REQUIRED ACTION | The answer must consist of every line from the data that holds the string "description".
== RECORD SET ==
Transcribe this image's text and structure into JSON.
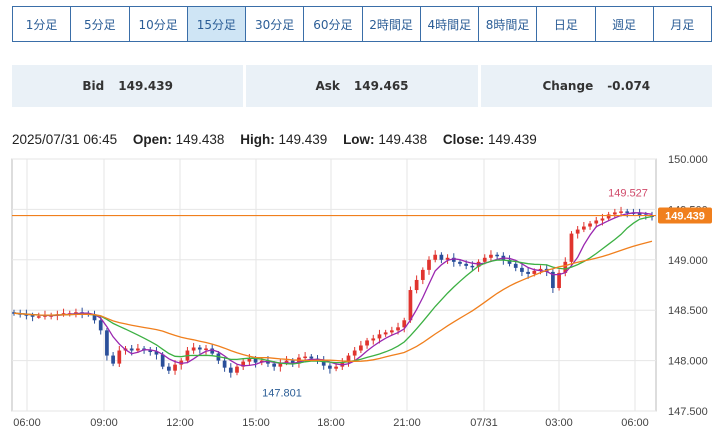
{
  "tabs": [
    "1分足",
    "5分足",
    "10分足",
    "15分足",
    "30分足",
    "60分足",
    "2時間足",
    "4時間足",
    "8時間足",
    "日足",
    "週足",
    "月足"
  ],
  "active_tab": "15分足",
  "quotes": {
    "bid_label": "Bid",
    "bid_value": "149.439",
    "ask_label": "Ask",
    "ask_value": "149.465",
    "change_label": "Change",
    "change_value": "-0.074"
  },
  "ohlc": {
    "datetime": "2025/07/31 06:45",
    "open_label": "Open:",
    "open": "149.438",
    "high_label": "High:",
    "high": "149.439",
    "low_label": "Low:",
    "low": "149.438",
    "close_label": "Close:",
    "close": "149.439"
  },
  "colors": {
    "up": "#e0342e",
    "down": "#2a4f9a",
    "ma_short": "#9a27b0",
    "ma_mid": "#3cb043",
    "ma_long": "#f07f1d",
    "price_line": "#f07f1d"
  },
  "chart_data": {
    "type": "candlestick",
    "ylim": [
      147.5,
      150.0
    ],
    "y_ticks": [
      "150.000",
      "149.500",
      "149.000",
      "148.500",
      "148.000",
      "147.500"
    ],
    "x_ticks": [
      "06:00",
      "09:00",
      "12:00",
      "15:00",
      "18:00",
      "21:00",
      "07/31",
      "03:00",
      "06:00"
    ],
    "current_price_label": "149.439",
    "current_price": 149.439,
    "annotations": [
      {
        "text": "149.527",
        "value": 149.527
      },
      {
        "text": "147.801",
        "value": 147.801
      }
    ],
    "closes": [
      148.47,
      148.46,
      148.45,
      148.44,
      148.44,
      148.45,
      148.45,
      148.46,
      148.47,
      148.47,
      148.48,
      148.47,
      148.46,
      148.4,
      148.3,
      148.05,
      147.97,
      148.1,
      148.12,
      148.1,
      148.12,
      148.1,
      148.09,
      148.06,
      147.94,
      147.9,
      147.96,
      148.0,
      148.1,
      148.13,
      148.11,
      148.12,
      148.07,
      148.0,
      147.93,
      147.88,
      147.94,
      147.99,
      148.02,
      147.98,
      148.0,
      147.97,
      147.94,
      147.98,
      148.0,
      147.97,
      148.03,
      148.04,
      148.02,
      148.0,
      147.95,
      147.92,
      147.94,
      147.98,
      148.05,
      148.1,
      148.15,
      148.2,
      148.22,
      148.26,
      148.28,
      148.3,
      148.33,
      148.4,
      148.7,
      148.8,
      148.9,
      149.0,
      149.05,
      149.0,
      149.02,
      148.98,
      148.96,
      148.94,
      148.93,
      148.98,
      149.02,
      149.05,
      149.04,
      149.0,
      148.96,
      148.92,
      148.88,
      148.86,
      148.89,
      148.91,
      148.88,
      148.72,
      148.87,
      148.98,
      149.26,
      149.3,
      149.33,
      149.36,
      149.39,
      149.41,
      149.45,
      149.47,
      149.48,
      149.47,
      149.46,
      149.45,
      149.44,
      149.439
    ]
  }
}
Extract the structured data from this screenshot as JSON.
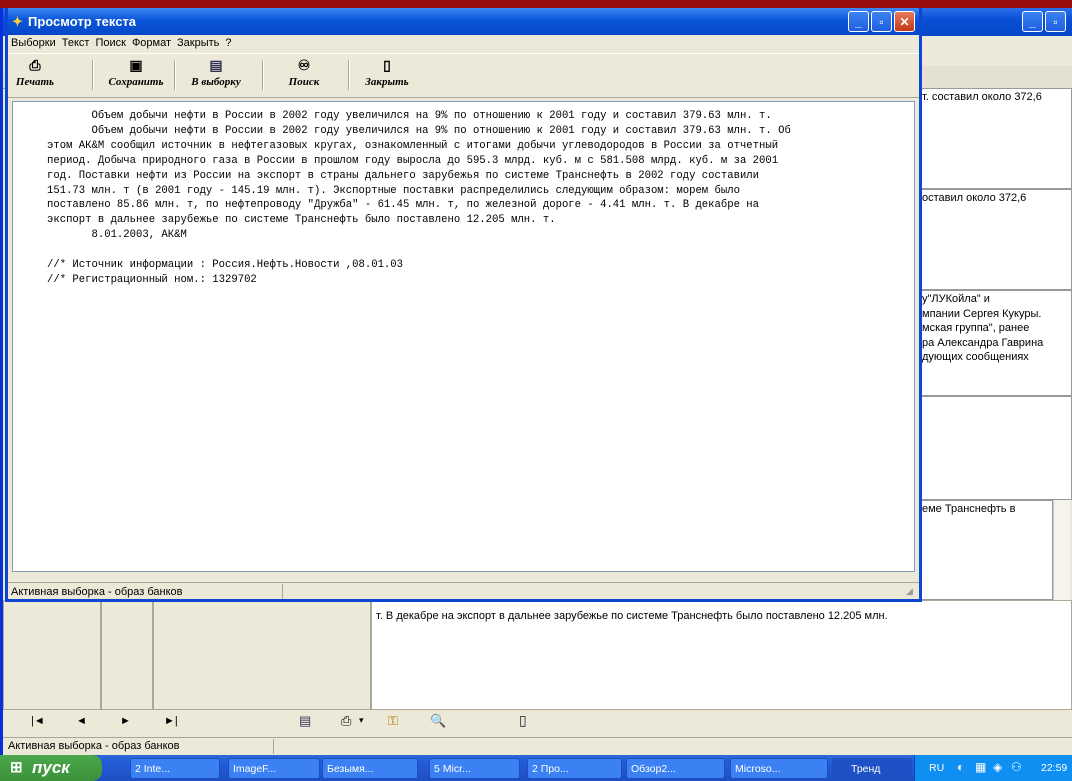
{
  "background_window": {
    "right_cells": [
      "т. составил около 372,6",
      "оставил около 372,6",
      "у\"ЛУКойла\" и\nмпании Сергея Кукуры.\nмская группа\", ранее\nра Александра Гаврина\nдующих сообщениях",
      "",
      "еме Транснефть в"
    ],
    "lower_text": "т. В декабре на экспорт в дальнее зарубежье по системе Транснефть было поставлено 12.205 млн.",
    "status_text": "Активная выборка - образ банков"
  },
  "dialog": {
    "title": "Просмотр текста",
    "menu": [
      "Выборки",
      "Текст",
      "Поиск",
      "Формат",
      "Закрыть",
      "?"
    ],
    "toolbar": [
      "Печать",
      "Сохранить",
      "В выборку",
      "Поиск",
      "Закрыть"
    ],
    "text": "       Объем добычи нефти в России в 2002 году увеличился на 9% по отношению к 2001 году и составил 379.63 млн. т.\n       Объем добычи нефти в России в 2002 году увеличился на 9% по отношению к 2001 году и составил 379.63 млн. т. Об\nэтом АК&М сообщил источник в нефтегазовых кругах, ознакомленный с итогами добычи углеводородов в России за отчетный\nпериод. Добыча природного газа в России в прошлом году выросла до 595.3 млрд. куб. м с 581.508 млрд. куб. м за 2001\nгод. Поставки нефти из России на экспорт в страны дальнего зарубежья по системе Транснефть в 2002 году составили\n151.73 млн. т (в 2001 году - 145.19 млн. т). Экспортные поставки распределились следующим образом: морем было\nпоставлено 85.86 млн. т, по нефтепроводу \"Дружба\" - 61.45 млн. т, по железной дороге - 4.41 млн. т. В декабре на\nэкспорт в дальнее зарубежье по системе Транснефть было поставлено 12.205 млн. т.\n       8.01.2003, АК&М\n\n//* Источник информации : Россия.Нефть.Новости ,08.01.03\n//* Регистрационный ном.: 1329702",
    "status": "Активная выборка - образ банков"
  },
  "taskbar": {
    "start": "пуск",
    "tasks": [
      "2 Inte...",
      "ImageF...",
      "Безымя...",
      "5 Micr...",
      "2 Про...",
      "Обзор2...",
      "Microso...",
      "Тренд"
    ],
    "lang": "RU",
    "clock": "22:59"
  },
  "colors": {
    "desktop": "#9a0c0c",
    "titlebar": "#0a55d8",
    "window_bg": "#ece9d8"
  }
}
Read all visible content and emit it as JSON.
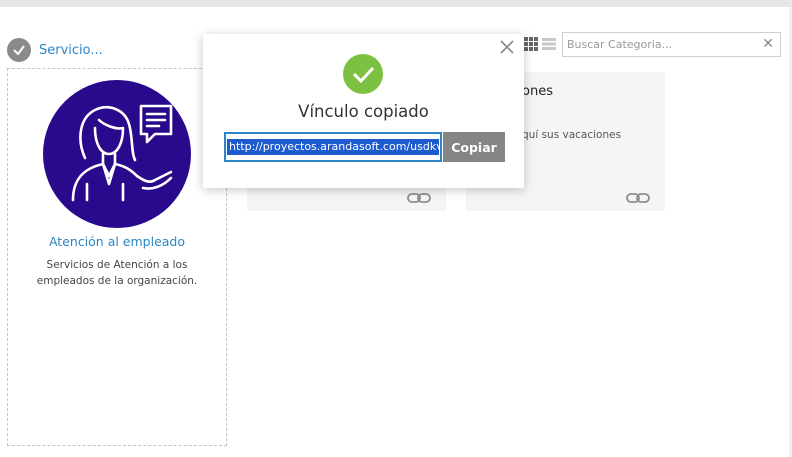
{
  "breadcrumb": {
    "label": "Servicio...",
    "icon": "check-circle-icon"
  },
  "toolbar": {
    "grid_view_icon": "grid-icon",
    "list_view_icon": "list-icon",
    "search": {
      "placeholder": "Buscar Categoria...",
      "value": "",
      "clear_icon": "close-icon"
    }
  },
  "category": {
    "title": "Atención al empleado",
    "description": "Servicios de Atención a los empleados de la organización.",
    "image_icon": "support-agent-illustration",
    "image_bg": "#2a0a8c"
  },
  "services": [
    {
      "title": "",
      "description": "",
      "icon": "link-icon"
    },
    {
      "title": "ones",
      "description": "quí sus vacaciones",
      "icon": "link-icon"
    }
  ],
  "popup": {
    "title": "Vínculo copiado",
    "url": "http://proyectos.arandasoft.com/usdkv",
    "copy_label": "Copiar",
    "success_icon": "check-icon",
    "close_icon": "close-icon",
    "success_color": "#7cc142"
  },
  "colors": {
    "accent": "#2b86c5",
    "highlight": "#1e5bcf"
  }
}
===
SOLUTION TO THE PROBLEM |
    "description": "Servicios de Atención a los empleados de la organización.",
      "description": "",
      "description": "quí sus vacaciones",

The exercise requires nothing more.